Your task — Would you give the entries below again in full, exactly as they stand?

(Beginning of Data for processing)

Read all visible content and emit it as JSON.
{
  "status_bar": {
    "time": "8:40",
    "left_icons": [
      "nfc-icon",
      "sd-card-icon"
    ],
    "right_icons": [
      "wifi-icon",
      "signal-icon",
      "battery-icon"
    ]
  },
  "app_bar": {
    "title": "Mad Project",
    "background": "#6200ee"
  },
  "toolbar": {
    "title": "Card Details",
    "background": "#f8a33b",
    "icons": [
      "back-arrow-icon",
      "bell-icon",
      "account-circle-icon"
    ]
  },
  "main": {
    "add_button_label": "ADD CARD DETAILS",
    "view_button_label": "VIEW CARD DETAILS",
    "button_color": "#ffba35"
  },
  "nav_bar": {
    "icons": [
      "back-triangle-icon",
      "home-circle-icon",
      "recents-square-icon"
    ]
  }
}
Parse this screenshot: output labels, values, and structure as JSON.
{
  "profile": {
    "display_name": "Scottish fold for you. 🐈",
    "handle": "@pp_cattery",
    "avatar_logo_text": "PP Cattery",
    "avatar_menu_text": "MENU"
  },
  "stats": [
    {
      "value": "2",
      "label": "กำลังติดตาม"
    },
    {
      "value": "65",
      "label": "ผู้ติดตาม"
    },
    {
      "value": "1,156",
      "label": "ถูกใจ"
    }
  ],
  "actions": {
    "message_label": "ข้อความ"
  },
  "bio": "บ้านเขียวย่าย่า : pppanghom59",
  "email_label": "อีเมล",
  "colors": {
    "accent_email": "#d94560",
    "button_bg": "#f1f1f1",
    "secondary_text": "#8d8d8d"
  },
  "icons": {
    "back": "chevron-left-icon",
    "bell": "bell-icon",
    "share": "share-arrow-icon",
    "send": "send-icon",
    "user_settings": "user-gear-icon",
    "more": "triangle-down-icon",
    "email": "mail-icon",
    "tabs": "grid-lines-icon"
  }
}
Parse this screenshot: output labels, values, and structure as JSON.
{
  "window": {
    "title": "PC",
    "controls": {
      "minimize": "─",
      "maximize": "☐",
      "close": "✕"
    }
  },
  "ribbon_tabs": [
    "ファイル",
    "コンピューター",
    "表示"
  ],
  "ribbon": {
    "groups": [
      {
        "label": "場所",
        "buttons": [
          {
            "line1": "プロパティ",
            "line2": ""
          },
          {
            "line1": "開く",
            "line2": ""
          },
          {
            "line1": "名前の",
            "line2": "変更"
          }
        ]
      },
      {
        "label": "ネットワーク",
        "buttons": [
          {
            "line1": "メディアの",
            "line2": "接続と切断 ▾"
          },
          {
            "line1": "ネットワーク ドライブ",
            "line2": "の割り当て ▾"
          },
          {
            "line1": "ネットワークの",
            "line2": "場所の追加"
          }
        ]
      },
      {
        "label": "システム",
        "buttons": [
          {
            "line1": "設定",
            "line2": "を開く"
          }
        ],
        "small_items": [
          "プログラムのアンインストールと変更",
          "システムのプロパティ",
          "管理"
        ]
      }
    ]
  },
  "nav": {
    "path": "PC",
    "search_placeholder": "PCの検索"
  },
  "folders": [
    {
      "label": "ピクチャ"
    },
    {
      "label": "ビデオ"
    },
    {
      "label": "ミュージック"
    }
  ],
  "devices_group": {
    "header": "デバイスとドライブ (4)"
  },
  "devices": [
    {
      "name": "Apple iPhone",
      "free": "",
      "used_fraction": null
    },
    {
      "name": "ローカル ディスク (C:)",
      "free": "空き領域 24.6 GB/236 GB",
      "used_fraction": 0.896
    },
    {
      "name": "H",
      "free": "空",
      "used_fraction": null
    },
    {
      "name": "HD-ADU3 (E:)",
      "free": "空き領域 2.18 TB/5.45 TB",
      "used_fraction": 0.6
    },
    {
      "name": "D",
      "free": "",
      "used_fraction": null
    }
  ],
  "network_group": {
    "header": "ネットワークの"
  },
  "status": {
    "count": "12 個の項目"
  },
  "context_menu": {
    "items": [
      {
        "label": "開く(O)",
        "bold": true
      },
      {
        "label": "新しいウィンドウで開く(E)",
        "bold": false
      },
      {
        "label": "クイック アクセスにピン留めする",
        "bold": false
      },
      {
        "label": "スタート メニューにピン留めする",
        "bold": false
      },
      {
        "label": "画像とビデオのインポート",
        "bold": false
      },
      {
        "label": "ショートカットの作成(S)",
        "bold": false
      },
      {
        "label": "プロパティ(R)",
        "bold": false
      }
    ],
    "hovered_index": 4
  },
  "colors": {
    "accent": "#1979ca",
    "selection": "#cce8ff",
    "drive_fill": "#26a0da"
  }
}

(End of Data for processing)

Output below —
Read all visible content and emit it as JSON.
{
  "status_bar": {
    "time": "8:40",
    "left_icons": [
      "nfc-icon",
      "sd-card-icon"
    ],
    "right_icons": [
      "wifi-icon",
      "signal-icon",
      "battery-icon"
    ]
  },
  "app_bar": {
    "title": "Mad Project",
    "background": "#6200ee"
  },
  "toolbar": {
    "title": "Card Details",
    "background": "#f8a33b",
    "icons": [
      "back-arrow-icon",
      "bell-icon",
      "account-circle-icon"
    ]
  },
  "main": {
    "add_button_label": "ADD CARD DETAILS",
    "view_button_label": "VIEW CARD DETAILS",
    "button_color": "#ffba35"
  },
  "nav_bar": {
    "icons": [
      "back-triangle-icon",
      "home-circle-icon",
      "recents-square-icon"
    ]
  }
}
Parse this screenshot: output labels, values, and structure as JSON.
{
  "profile": {
    "display_name": "Scottish fold for you. 🐈",
    "handle": "@pp_cattery",
    "avatar_logo_text": "PP Cattery",
    "avatar_menu_text": "MENU"
  },
  "stats": [
    {
      "value": "2",
      "label": "กำลังติดตาม"
    },
    {
      "value": "65",
      "label": "ผู้ติดตาม"
    },
    {
      "value": "1,156",
      "label": "ถูกใจ"
    }
  ],
  "actions": {
    "message_label": "ข้อความ"
  },
  "bio": "บ้านเขียวย่าย่า : pppanghom59",
  "email_label": "อีเมล",
  "colors": {
    "accent_email": "#d94560",
    "button_bg": "#f1f1f1",
    "secondary_text": "#8d8d8d"
  },
  "icons": {
    "back": "chevron-left-icon",
    "bell": "bell-icon",
    "share": "share-arrow-icon",
    "send": "send-icon",
    "user_settings": "user-gear-icon",
    "more": "triangle-down-icon",
    "email": "mail-icon",
    "tabs": "grid-lines-icon"
  }
}
Parse this screenshot: output labels, values, and structure as JSON.
{
  "window": {
    "title": "PC",
    "controls": {
      "minimize": "─",
      "maximize": "☐",
      "close": "✕"
    }
  },
  "ribbon_tabs": [
    "ファイル",
    "コンピューター",
    "表示"
  ],
  "ribbon": {
    "groups": [
      {
        "label": "場所",
        "buttons": [
          {
            "line1": "プロパティ",
            "line2": ""
          },
          {
            "line1": "開く",
            "line2": ""
          },
          {
            "line1": "名前の",
            "line2": "変更"
          }
        ]
      },
      {
        "label": "ネットワーク",
        "buttons": [
          {
            "line1": "メディアの",
            "line2": "接続と切断 ▾"
          },
          {
            "line1": "ネットワーク ドライブ",
            "line2": "の割り当て ▾"
          },
          {
            "line1": "ネットワークの",
            "line2": "場所の追加"
          }
        ]
      },
      {
        "label": "システム",
        "buttons": [
          {
            "line1": "設定",
            "line2": "を開く"
          }
        ],
        "small_items": [
          "プログラムのアンインストールと変更",
          "システムのプロパティ",
          "管理"
        ]
      }
    ]
  },
  "nav": {
    "path": "PC",
    "search_placeholder": "PCの検索"
  },
  "folders": [
    {
      "label": "ピクチャ"
    },
    {
      "label": "ビデオ"
    },
    {
      "label": "ミュージック"
    }
  ],
  "devices_group": {
    "header": "デバイスとドライブ (4)"
  },
  "devices": [
    {
      "name": "Apple iPhone",
      "free": "",
      "used_fraction": null
    },
    {
      "name": "ローカル ディスク (C:)",
      "free": "空き領域 24.6 GB/236 GB",
      "used_fraction": 0.896
    },
    {
      "name": "H",
      "free": "空",
      "used_fraction": null
    },
    {
      "name": "HD-ADU3 (E:)",
      "free": "空き領域 2.18 TB/5.45 TB",
      "used_fraction": 0.6
    },
    {
      "name": "D",
      "free": "",
      "used_fraction": null
    }
  ],
  "network_group": {
    "header": "ネットワークの"
  },
  "status": {
    "count": "12 個の項目"
  },
  "context_menu": {
    "items": [
      {
        "label": "開く(O)",
        "bold": true
      },
      {
        "label": "新しいウィンドウで開く(E)",
        "bold": false
      },
      {
        "label": "クイック アクセスにピン留めする",
        "bold": false
      },
      {
        "label": "スタート メニューにピン留めする",
        "bold": false
      },
      {
        "label": "画像とビデオのインポート",
        "bold": false
      },
      {
        "label": "ショートカットの作成(S)",
        "bold": false
      },
      {
        "label": "プロパティ(R)",
        "bold": false
      }
    ],
    "hovered_index": 4
  },
  "colors": {
    "accent": "#1979ca",
    "selection": "#cce8ff",
    "drive_fill": "#26a0da"
  }
}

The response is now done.